Dr Yves Aubin is an NMR expert who utilizes the spectroscopy technique to study the structures of protein and biomolecules. His research focuses on using NMR Spectroscopy to assess the structure of biological therapeutics, such as monoclonal antibodies.
When replicating a biological molecule, such as a protein, it is challenging to ensure that “the structure of the new molecule is identical to the original molecule - that’s why we call them biosimilars”, explained Dr Aubin.
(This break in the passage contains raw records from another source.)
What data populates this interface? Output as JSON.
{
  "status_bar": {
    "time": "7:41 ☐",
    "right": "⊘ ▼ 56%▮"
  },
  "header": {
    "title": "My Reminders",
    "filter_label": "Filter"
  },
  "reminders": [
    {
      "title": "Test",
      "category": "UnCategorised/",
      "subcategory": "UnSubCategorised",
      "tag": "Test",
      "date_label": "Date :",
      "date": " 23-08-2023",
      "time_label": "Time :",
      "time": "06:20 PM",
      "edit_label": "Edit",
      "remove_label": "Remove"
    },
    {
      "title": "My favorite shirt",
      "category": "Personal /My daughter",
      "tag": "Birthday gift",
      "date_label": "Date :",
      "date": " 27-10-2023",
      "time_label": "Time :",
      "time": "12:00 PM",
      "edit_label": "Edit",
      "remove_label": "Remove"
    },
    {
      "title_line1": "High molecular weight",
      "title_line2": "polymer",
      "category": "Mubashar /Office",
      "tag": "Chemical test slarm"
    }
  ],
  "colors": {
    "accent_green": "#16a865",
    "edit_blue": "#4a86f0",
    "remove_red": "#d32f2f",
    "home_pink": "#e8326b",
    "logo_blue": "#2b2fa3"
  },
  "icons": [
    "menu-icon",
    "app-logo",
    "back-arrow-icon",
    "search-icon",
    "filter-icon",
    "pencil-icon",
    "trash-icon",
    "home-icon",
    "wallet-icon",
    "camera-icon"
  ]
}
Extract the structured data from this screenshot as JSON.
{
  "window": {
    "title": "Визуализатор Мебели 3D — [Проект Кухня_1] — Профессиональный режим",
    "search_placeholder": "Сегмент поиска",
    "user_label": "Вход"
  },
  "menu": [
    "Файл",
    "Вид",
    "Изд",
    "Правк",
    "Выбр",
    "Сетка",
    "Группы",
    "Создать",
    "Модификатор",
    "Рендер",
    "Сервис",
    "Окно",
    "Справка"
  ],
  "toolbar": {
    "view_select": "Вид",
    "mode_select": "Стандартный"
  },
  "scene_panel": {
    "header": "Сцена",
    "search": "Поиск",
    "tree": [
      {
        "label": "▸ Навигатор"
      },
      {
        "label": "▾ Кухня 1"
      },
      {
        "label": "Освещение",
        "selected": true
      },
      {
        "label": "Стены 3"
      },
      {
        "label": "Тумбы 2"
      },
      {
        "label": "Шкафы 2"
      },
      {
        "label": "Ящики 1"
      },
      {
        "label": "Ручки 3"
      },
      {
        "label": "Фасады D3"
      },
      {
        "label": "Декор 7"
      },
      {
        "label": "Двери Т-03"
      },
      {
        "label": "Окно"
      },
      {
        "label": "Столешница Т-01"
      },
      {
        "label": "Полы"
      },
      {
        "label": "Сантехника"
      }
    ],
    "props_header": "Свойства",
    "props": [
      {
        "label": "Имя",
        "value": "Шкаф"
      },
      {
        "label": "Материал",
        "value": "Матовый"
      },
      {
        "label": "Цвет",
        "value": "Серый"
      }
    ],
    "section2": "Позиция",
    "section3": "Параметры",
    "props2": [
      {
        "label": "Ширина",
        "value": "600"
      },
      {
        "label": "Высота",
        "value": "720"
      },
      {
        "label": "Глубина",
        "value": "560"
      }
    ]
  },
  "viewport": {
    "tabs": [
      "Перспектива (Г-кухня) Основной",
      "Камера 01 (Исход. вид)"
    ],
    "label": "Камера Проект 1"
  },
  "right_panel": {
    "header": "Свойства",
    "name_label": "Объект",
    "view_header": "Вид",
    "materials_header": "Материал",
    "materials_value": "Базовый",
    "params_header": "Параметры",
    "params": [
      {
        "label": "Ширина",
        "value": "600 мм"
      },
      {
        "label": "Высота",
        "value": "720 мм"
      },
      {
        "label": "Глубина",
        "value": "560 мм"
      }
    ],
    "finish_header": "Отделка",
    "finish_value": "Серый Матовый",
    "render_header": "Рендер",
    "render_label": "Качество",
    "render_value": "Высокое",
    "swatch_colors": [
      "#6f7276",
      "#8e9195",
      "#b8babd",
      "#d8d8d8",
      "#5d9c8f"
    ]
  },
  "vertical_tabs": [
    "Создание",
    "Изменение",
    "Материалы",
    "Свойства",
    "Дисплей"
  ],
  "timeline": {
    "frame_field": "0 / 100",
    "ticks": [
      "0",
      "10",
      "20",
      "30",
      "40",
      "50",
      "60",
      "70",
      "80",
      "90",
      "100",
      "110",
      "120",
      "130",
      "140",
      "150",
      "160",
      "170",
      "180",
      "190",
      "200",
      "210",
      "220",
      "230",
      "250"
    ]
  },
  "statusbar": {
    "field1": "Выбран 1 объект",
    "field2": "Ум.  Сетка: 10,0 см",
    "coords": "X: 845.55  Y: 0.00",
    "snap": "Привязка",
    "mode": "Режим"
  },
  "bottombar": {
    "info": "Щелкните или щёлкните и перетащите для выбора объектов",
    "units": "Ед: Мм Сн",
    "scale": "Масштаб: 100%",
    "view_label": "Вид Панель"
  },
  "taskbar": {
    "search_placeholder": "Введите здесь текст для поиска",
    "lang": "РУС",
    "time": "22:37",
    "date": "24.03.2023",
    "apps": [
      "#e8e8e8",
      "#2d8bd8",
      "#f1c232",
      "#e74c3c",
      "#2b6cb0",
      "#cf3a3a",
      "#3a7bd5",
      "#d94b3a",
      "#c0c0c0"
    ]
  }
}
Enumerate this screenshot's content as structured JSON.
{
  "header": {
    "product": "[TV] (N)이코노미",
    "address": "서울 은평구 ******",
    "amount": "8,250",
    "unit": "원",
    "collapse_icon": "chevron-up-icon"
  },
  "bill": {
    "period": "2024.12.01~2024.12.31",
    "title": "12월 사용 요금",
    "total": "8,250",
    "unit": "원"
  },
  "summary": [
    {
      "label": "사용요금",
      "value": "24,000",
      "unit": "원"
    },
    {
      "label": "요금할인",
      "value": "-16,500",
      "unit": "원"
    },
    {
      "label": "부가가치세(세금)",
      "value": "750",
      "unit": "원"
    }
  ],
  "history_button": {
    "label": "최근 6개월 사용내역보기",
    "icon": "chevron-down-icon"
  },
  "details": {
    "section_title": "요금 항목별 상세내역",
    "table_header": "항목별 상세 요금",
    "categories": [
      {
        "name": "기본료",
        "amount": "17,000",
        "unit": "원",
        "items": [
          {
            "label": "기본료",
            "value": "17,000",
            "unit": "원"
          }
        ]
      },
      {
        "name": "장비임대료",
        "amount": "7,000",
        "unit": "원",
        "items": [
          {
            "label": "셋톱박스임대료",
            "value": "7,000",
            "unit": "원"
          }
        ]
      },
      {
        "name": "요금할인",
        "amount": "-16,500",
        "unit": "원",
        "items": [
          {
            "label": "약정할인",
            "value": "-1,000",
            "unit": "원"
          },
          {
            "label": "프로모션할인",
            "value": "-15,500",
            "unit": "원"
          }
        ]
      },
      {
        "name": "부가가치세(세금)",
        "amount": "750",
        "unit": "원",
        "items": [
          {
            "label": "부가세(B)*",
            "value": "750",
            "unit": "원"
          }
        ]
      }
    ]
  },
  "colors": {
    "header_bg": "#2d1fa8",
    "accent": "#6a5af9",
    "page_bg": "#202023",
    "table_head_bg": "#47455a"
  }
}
According to Dr Aubin the challenge with biopharmaceutical products is that they are very complex molecules obtained from biotechnologies. Small drug molecules like statins are straightforward to characterize because of their small size, therefore it is easy to copy them and demonstrate the similarity. Proteins are much more complex and challenging to copy, so it is more difficult to demonstrate that the composition and structure of the copy is the same or if there are variations. All regulatory agencies across the world have developed guidance for sponsors that seek market authorization of biosimilar products. The common denominator of these guidance is that a comparability exercise must conducted between their proposed product an appropriate reference product, usually the innovator product that is approved in that jurisdiction. Dr Aubin continued, “it’s not yet possible to show that a biosimilar is identical to the originator, so a number of assays need to be done. Using NMR, we can enhance the level of resolution and provide a more precise picture of these molecules. NMR fingerprints are unique to each pharmaceutical product and provide a lot of information that tells us that a biosimilar can be very similar in its structure and composition compared to the originator”. Yves explained that his team is now extending these NMR methods to monoclonal antibodies biosimilars, highlighting that “while these molecules have been very challenging to study, the recent developments in spectrometer hardware and the work of the group of Dr. John Marino at the National Institute of Standards and Technology (NIST) made it possible.” Dr Aubin also commented on their suitability as therapeutics, “antibody biosimilars are relatively quick to prepare, not so expensive to produce, and they can go in the clinic faster to demonstrate whether it is a good or a bad target and therefore obtain proof of concept much faster than with small molecules.”
Innovative NMR methods for antibody characterization
“We are collaborating with John Marino at the NIST. His group has demonstrated that it’s possible to look at antibody fragments using NMR. So we are working with them to demonstrate to the industry that the high resolution read out from these spectroscopic fingerprints, can be used to characterize the molecules.” Dr Aubin explained that the “field of antibodies NMR technology is about two years old” and highlighted the importance of this technology for the industry, “before NMR the tools researchers had to analyze the three-dimensional structure of antibodies were limited to FTIR and circular dichroism spectroscopy, which only provide a low resolution structural information, while NMR gives a high-resolution assessment, thus allowing for more detailed analysis.” Commenting on the benefits of NMR, Yves says “we have a very complex pattern that is unique to a given molecule so it provides a very high degree of complexity, from which you can compare a biosimilar product and achieve a higher degree of comparison. Both industry and regulators seek to have a more in depth characterization of these products. With the possibility of using spectroscopy like NMR that level of characterization will be achievable”
What is the future for biosimilars in therapeutics?
“We will see a lot more antibodies hitting the market for numerous diseases”, Dr Aubin explained that this is “not surprising as they can be tailored to such a number of targets.”
“Antibodies are definitely the fastest growing type of drugs in the near future, and I think the small molecule drug market will reflect that as well because the technology to make antibodies is pretty well mastered right now.”
Dr Aubin continued, “antibodies are a good ‘therapeutic’ platform to address a number of diseases whether the goal is to interfere with protein-protein interaction, such as any biological signaling, or to recruit the immune system to destroy unwanted cells such as in cancer therapies. Using NMR as an accurate and reliable means to characterize antibody based therapies should help enable and potentially accelerate, public access to novel treatments that are both safe and effective.”